- [Prompt]: Give back each entry verbatim.

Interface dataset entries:
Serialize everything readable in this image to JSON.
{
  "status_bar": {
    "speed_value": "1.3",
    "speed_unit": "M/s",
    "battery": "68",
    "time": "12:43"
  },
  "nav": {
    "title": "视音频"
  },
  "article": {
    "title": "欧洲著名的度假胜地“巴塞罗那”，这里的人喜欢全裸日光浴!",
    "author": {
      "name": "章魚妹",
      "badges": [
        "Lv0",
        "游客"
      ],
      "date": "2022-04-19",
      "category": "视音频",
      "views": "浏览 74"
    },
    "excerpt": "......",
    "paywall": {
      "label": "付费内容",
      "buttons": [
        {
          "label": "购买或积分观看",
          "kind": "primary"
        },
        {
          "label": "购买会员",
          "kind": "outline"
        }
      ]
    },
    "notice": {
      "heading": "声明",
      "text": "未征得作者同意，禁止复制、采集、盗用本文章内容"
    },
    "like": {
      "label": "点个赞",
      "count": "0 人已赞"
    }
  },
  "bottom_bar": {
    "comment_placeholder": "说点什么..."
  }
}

- [Response to the task]:
Serialize everything readable in this image to JSON.
{
  "status_bar": {
    "speed_value": "1.3",
    "speed_unit": "M/s",
    "battery": "68",
    "time": "12:43"
  },
  "nav": {
    "title": "视音频"
  },
  "article": {
    "title": "欧洲著名的度假胜地“巴塞罗那”，这里的人喜欢全裸日光浴!",
    "author": {
      "name": "章魚妹",
      "badges": [
        "Lv0",
        "游客"
      ],
      "date": "2022-04-19",
      "category": "视音频",
      "views": "浏览 74"
    },
    "excerpt": "......",
    "paywall": {
      "label": "付费内容",
      "buttons": [
        {
          "label": "购买或积分观看",
          "kind": "primary"
        },
        {
          "label": "购买会员",
          "kind": "outline"
        }
      ]
    },
    "notice": {
      "heading": "声明",
      "text": "未征得作者同意，禁止复制、采集、盗用本文章内容"
    },
    "like": {
      "label": "点个赞",
      "count": "0 人已赞"
    }
  },
  "bottom_bar": {
    "comment_placeholder": "说点什么..."
  }
}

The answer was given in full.